Takeo77 wrote: ↑
Sat Mar 10, 2018 1:52 pm
...Anything you can do to reduce your workload in the landing phase you should do so you are ready to take on any problems you might encounter. 1' off the deck is no place to find out you can't get out of your harness or get upright.
Given your experience with powered GA flying, you are well aware of the requirements for absolute and quick control on final. Correct? You are not holding the yoke or control stick by it's lowest mechanical advantage positions, are you? Certainly not. Why do an approach on an HG while attempting to control your glider using a low-mechanical advantage hand position?
I have GA flying experience as well, but what we lack in HG flying (flexies) are a reasonably consistent CG, controllable moving surfaces, and powered propulsion. If while piloting a powered aircraft the pilot experiences a severe updraft, power can be applied for a go-around, or he can fully deploy flaps and dive it in with a slip if a go-around is not possible. In a sailplane, the pilot can deploy full flaps and down elevator, or fully deploy the Schempp-Hirth-style airbrakes, and slipping is beneficial as well.
HG pilots have two tools for turbulent LZ's, ok, three... Don't launch, or deploy the drogue, or pull the foocker in hard. The only method of giving yourself the most pitch control if you get thrown is to have the control bar well in hand and be in a position where the pilot's body does not interfere with the control bar. I've been in a few situations where I was very glad to be riding the control bar all the way into GE, and once firmly within GE, had little (no) problem with the hand transition. The glider is in it's most stable flight regime while within ground effect, so why not use that moment of maximum stability to best advantage?
I suppose it boils down to first: the pilot's comfort level with a 'late' transition, and second: the amount of practice a pilot is willing to put in to ensure accurate transitions. I have witnessed quite a few experienced pilots with truly sloppy and misplaced hand transitions, even at altitude, so I can understand their misgivings and unwillingness to explore the alternate possibility. I've also seen some rather beautiful, graceful approaches and landings in some very gnarly conditions. But that only occurs when the pilot is aggressive and in full contact with the CONTROL bar.
It's been my experience that previous experiences with other high-speed activities, such as closed-course and/or road motorcycle racing, motocross, speed-skating, etc, all where the athlete is very close to the ground at high speeds (especially if body parts are routinely in contact with ground or ice), can help to 'train out' a pilot's anxiety caused by high-speed proximity while approaching the ground and trains him for clearer thinking in fast-paced situations. Activities like these also trains a pilot to keep his eyes on the prize, rather than on his demise.

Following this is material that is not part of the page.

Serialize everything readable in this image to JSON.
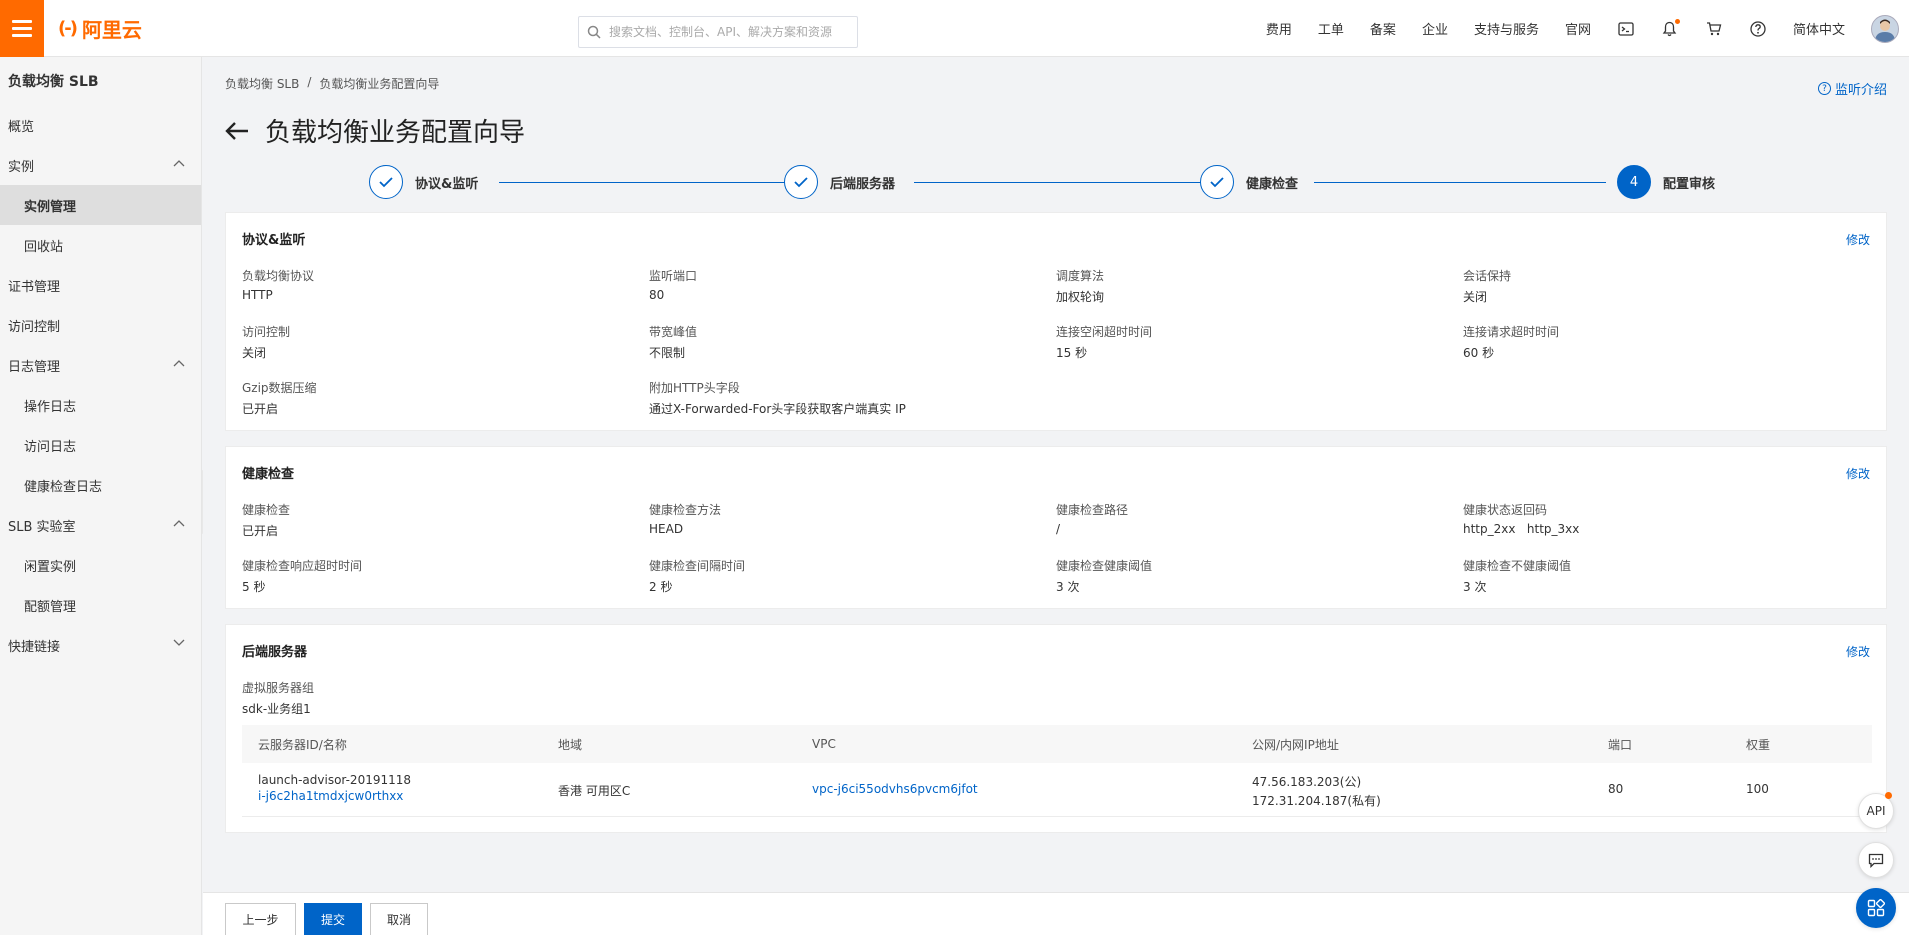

To my thinking, a pilot should do everything he/she can to maintain positive and instantaneous control in the event of turbulence on final. Everything that reduces control, i.e. hands on DT's in a fully upright position much above GE-altitude, is merely waiting to be thrown off the chosen glide slope. Being thrown off GS may not be such a big problem on approach into a large LZ, but we don't have that luxury most of the time. Perhaps you do?
To my recollection, no one ever mentioned keeping the legs in the harness on final, and why would a pilot not be able to maneuver to the upright position as the point of zero pitch moment approached?
But then here is a possible scenario.... a pilot's harness zipper snags and the velcro doesn't release. If the pilot is so accustomed to approaches while upright and hands up, not being at all familiar with an approach on the control bar, it's almost likely that the landing is not going to be spectator-approved. Perhaps worse.
Anyway, Thanks for all your ideas. I hope this conversations generates further thought.